She was the third woman ever hired by the law firm Pillsbury, Madison & Sutro in San Francisco where she met George, her husband to be. She forewent a legal career to marry George in March 1970, and moved to Washington D.C. where George had accepted an appointment as a Foreign Service Officer at the State Department.
At his first posting to Durban, South Africa, Gerri moonlighted writing confidential cables to the State Department reporting on a major terrorism trial, which she was not authorized to read after they were sent because she did not have the required security clearance.
Returning briefly to Washington before George’s transfer to Hamburg, Germany, she had her first daughter, Cara, and due to a change in policy that spouses could both be in the service, she took the Foreign Service exam. She was soon offered an appointment and was assigned to the Legal Advisor’s office to become one of the two lawyers on the US delegation to negotiate the Panama Canal Treaty.
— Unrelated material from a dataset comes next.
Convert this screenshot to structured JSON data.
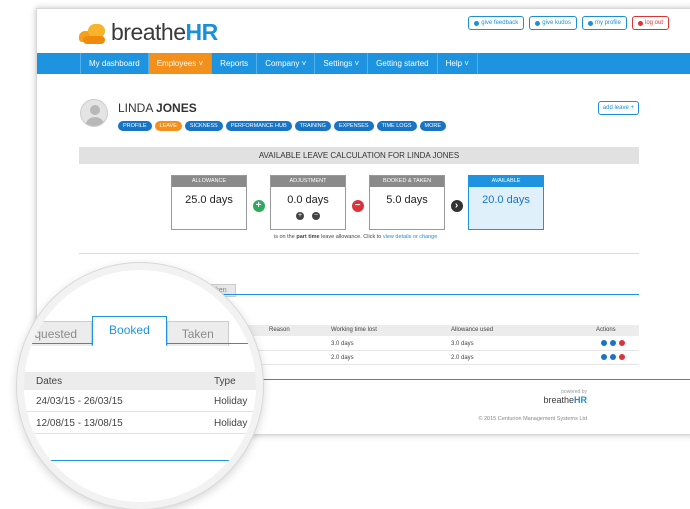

That became her passion until the Treaties were signed in September 1977, just three months after the birth of her second daughter, Serana.
She and George were assigned to Panama to assist in the implementation of the Treaties from 1978 to 1981 and were subsequently given a year at the University of Wisconsin in Madison to get their Masters degrees, where Gerri had her son, George III, in 1981.
In 1978, Gerri was awarded the AFSA Department of State Harriman prize. They were then sent to the US Embassy in Brussels for four years. In 1986, Gerri was assigned to Philippine Affairs in the State Department, where she played a key role in the base negotiations and the visit of Corey Aquino.
In 1990, she was selected to attend the prestigious National War College, and in 1991 she was assigned to Guatemala, first as Economic Counselor and then in 1995 as Deputy Chief of Mission until her retirement in 1997.
Guatemala went on to become one of Gerri’s most cherished places, and she and George built a house in Antigua, the former capital of Spanish colonial Central America, where they spent some of their happiest times in retirement.
The Chesters lived briefly in St. Simons Island, Georgia for their son to finish high school, and moved to the Fernandina Beach Florida area to build their dream home and realize George’s dream of sailing the Caribbean.
Gerri was active in Democratic politics in Florida. She was also active in a range of other areas, including teaching Economics at a local university, providing legal advice to refugees and other immigrants, and serving on several overseas electoral observation missions with the Organization for Security and Cooperation in Europe (OSCE) and the Carter Center.
But the Chesters had truly left their hearts in San Francisco, George’s family home and where they had met and married, and with their daughter Serana and husband having settled there, they pulled up stakes and went west in 2014. George and Gerri’s dream of grandchildren was met with the birth of Elizabeth Simona in January 2015.
After retirement, Gerri traveled with her adult children, including to Africa, Australia, China, Europe, India, Latin America and Southeast Asia, among others.